Keller If I'm playing at the level that people expect from me, then I'll keep going. If that level drops, and I can't meet what my expectations are for myself, what other people's expectations are, then I'll stop. I don't want to play past my ability. I don't want to do that. I've had too successful of a career to let it sour in the last six months or a year, just for the sake of extending my career.
LASN: Bob Bradley has named Tim Howard the number one for the Gold Cup. How does that make you feel?
Keller: It was to be expected. I'm coming off an injury. I'm just glad to continue to keep playing. Bob and I have had this conversation.

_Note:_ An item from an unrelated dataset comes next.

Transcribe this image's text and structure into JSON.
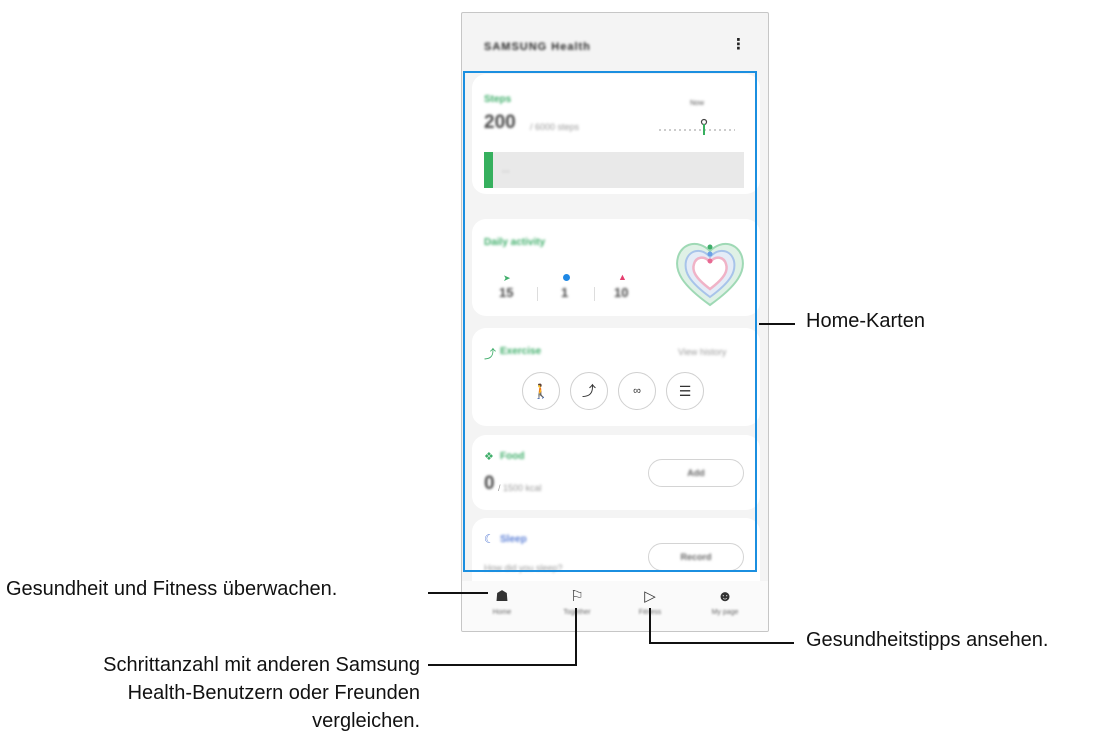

As long as I'm still playing at the level people are used to seeing me play at, we'll keep doing it. There's always competition. If you play poorly, people will always look for someone else. They'll give someone else a shot. Obviously, Tim is that heir apparent, after getting out of that Man U situation and establishing himself at Everton and having a great year. I'm very happy for him. It makes sense that Bob is going to be looking at Tim for the future. But I'm still here, making sure that transition is done the right way.
LASN: When you say the deadline for the right situation is September, does that mean you'd go on a hiatus if you can't find that situation by then?
Keller: I'll retire if I can't find what I'm looking for. I'm not going to drag my family around just for the sake of playing there. If it's not right, it's not right. We'll figure it out after that.
LASN: Would you play for a USL D1 team?